When All Your Upper Or Lower Teeth Need Urgent Treatment
Although you're undoubtedly aware that your dental health has declined, it might be a surprise to be told that you need full arch rehabilitation. Your arches are simply the oral ridges (bone covered with gingival tissue) that hold your teeth. Full arch rehabilitation in dentistry is when an entire upper or lower dental arch features missing or deteriorated teeth to the point that the arch is, for all intents and purposes, nonfunctional.
The dental arch in question must be rehabilitated back to its former full range of capabilities. This can be achieved using a variety of different treatments, but replacing all teeth with a denture supported by dental implants is an increasingly common choice.
You might already be wondering why the teeth still anchored in your dental arch can't just be repaired. Depending on the nature of their decay, restoration might not be a straightforward solution. Even when it might be possible to rebuild a tooth using dental acrylic and then reinforce the tooth with a dental crown, this can be costly and time-consuming when multiple teeth need this type of treatment.
There's also the matter of your missing teeth, which could be replaced with a dental bridge supported by natural teeth, or more ideally with dental implants. Single-tooth implants are different from implant-supported dentures. Replacing multiple missing teeth with individual implants can be too demanding a process.
Replacing an Entire Dental Arch
From a dentist's point of view, it's often in the patient's best interests to extract deteriorated teeth and then use an implant-supported denture to replace the entire arch of teeth. This is a point of view that you're likely to share. Individual treatments performed bit-by-bit over the course of several months (if not longer) are going to be a fairly intensive process, as well as an expensive one. With implant-supported dentures, the entire dental arch is restored in a single process. What does this process involve?
In many cases, only four dental implants are needed to secure the denture, which can be attached very shortly after surgery.

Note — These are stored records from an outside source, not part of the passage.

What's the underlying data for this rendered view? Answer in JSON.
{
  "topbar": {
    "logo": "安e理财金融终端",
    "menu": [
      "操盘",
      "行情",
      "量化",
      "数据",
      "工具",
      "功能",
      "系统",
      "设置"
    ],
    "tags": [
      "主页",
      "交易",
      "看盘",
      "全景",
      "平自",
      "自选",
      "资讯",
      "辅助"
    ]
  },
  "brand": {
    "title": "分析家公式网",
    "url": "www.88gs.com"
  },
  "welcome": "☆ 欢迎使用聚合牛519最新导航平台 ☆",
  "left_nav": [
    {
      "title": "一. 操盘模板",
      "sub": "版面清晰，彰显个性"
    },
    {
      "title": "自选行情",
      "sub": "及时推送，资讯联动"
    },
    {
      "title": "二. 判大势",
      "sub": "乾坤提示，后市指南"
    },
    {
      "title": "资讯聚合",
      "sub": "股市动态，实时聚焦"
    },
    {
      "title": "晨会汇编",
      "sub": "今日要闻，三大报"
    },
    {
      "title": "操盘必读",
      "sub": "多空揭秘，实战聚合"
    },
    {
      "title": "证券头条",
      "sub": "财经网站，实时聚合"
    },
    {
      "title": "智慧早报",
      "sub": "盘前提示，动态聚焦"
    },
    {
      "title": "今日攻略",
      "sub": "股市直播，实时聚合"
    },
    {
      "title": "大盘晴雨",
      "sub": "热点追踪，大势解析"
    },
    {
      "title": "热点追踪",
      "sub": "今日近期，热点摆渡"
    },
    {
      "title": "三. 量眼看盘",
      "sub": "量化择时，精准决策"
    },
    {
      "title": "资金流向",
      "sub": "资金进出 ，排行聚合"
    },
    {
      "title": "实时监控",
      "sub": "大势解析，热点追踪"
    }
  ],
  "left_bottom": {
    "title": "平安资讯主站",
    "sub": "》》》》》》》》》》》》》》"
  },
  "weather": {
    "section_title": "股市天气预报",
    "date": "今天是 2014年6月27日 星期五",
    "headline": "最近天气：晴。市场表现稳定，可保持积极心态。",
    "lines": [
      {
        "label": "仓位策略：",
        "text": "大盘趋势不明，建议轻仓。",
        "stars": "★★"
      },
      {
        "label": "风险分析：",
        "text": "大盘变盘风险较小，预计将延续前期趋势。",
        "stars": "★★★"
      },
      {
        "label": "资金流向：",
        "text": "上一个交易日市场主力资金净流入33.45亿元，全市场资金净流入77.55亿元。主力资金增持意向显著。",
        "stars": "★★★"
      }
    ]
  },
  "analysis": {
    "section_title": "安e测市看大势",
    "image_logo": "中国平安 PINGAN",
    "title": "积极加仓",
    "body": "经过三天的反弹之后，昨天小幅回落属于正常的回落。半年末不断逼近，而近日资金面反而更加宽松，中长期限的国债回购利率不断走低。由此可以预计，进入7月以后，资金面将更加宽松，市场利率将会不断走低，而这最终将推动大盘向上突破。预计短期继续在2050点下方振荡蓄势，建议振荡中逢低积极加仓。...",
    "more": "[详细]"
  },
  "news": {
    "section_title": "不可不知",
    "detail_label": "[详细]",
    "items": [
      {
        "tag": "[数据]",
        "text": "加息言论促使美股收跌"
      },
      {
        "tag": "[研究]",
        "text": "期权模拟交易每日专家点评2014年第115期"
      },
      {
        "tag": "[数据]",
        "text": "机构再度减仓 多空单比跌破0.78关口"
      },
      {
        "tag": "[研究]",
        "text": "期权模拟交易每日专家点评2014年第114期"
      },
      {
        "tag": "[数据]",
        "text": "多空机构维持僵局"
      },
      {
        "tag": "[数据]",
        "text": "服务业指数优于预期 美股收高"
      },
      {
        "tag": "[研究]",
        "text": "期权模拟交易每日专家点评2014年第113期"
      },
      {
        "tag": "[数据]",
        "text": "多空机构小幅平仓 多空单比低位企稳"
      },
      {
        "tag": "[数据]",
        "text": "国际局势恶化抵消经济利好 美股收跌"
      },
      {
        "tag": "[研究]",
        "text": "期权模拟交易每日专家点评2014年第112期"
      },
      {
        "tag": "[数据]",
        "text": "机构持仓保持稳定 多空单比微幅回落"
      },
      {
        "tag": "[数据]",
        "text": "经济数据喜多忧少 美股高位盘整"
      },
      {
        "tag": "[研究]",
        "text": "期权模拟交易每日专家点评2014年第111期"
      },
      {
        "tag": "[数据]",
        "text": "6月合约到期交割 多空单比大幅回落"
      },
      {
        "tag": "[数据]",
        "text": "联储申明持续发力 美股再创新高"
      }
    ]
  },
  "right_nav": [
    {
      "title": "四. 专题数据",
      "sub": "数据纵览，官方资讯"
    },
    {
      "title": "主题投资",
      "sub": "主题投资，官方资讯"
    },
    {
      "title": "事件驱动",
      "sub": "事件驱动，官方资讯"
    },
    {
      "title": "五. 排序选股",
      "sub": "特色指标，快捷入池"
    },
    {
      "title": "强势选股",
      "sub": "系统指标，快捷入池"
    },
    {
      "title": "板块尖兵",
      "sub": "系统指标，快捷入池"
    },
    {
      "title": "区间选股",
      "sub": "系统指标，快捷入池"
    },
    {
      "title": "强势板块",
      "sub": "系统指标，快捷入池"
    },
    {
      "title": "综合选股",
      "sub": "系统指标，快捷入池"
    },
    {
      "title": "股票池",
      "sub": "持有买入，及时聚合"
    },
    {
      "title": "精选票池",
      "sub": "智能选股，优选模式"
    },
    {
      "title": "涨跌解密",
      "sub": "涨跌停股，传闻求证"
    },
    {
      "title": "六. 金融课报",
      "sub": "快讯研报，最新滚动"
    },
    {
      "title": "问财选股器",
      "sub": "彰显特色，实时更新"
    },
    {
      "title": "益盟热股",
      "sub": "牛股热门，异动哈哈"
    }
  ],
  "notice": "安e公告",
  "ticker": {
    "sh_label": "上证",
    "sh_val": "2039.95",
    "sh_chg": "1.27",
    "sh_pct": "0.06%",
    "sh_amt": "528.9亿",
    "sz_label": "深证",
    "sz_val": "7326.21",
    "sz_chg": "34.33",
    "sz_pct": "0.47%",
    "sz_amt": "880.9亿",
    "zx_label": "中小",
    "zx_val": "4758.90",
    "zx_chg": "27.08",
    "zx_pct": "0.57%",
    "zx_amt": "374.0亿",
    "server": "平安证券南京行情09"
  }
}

Because these are not single-tooth implants (an individual implant for an individual prosthetic tooth), your dentist has some flexibility with the exact location and angle of the implant, allowing them to be placed where your jawbone has the most density, which aids the healing process and results in the most secure dental prosthesis. Once attached, the denture is permanent, and you simply brush it while it remains in your mouth.
An implant-supported denture is often the most straightforward and least intensive solution when full arch rehabilitation has become unavoidable.
For more information about full arch rehabilitation, contact a local dental office.